Common sheep diseases and how to identify them will be the focus of a Department of Primary Industries and Regional Development presentation at the West Midlands Group spring field day tomorrow.
Department field veterinary officer Courtenay Bombara will highlight common diseases local producers could find in their sheep and the benefits of calling a veterinarian.
Dr Bombara will conduct a post-mortem to demonstrate evidence of diseases that become visible during autopsy and discuss how a vet can assist producers to find the cause of disease.
“When animals show unusual disease signs or behaviour or die suddenly, subsidies are often available for a vet to investigate the cause and for laboratory testing,” Dr Bombara said.
“Calling a vet enables the disease to be identified early and can help to prevent further stock losses.
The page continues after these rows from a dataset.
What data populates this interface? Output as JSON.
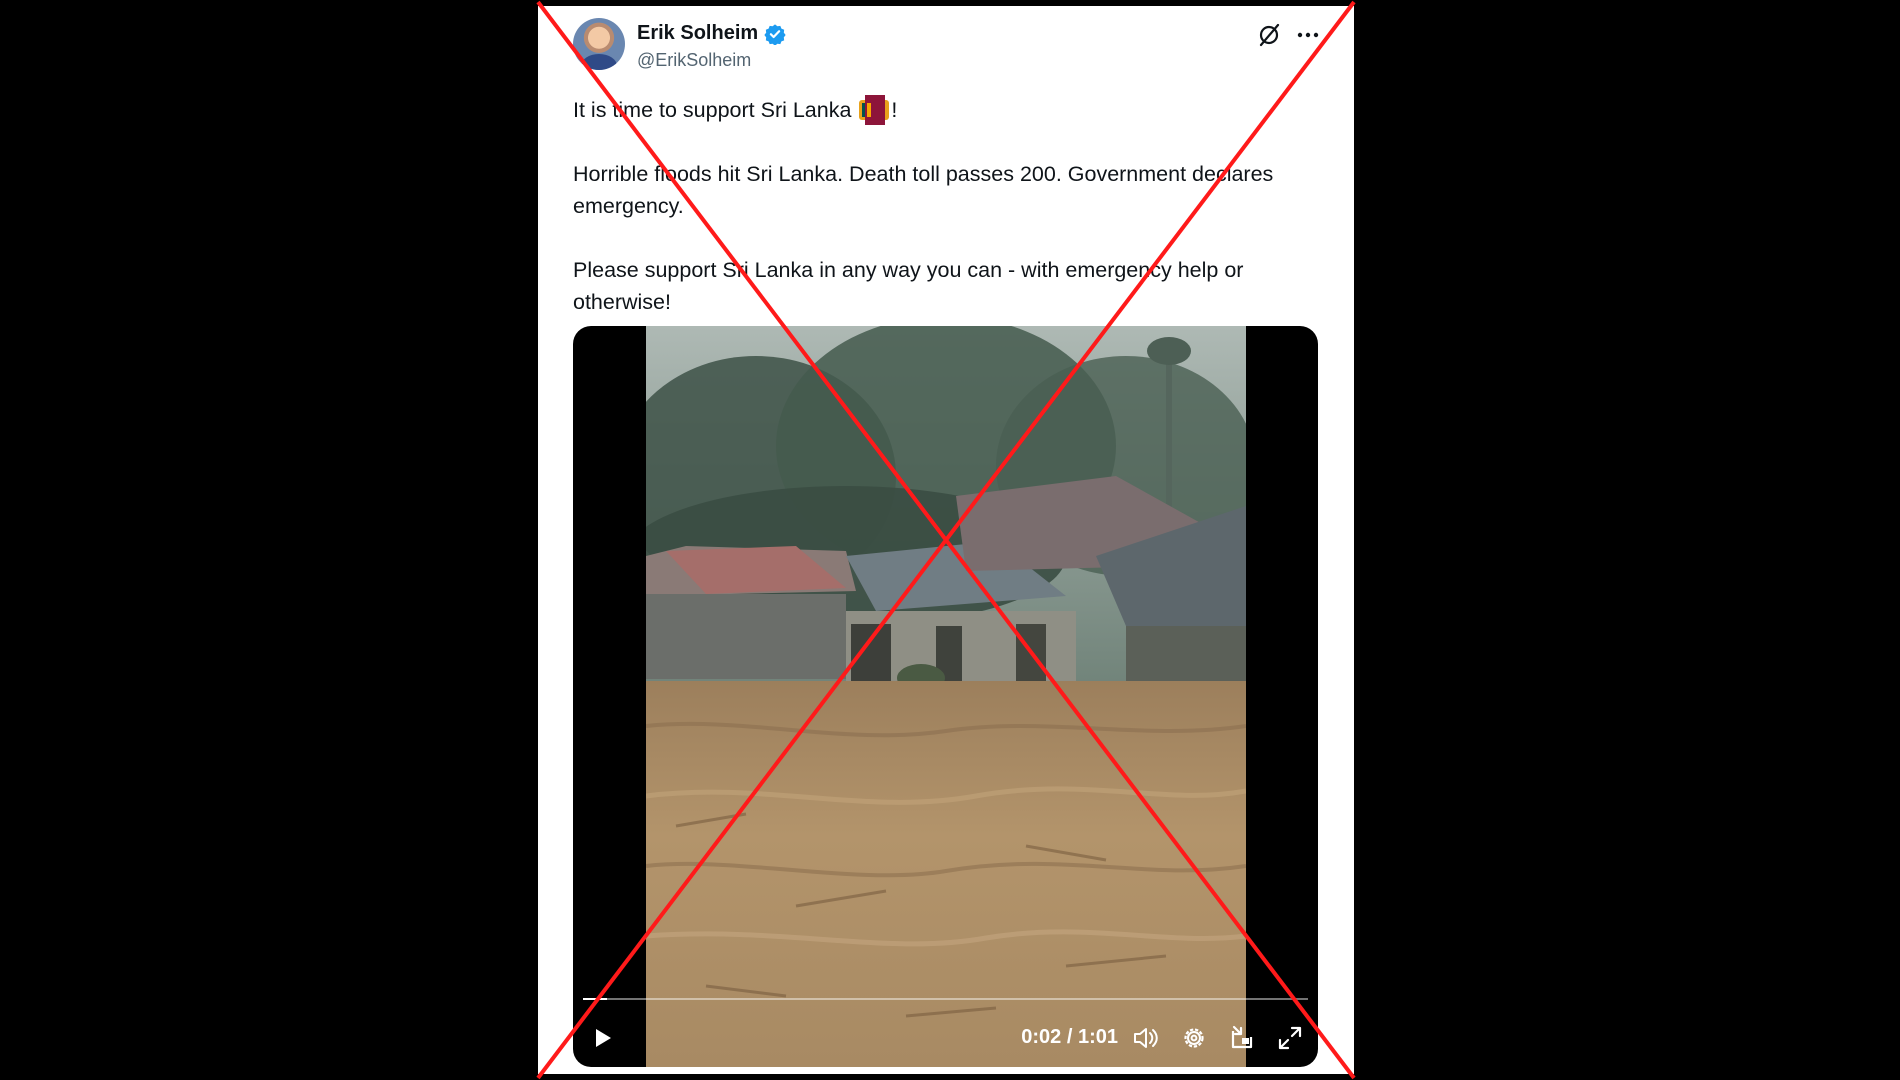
{
  "tweet": {
    "author_name": "Erik Solheim",
    "author_handle": "@ErikSolheim",
    "verified": true,
    "paragraph_1_text": "It is time to support Sri Lanka",
    "paragraph_1_end": "!",
    "flag_icon": "sri-lanka-flag-icon",
    "paragraph_2": "Horrible floods hit Sri Lanka. Death toll passes 200. Government declares emergency.",
    "paragraph_3": "Please support Sri Lanka in any way you can - with emergency help or otherwise!"
  },
  "video": {
    "current_time": "0:02",
    "duration": "1:01",
    "time_display": "0:02 / 1:01",
    "progress_fraction": 0.033
  },
  "icons": {
    "verified": "verified-badge-icon",
    "grok": "grok-icon",
    "more": "more-options-icon",
    "play": "play-icon",
    "volume": "volume-icon",
    "settings": "settings-gear-icon",
    "dock": "picture-in-picture-icon",
    "fullscreen": "fullscreen-icon"
  },
  "colors": {
    "overlay_cross": "#ff1a1a",
    "verified_blue": "#1d9bf0",
    "text_primary": "#0f1419",
    "text_secondary": "#536471",
    "flood_water": "#a88a63"
  }
}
“When a vet takes samples for laboratory testing, the results provide data about the diseases present in Australia. This information is crucial in proving to markets that we are free of diseases that could affect livestock production, trade or human health.
“If a serious disease is detected, it can be quickly treated and eradicated, minimising the impact on the property, other producers and industry.”
Dr Bombara said Western Australian producers and vets were the frontline of the State’s animal health surveillance team.
“DPIRD works closely with private vets, so if a disease syndrome occurs over a number of properties, we can provide resources to assist with diagnosis,” she said.
“Private vets can also advise producers about the veterinary and laboratory subsidies available.”
For more information about animal health surveillance in WA and subsidies available for disease investigations, contact your local department or private veterinarian, or check the department webpage on the Significant Disease Investigation program.
Media contacts: Jodie Thomson/Dionne Tindale, media liaison +61 (0)8 9368 3937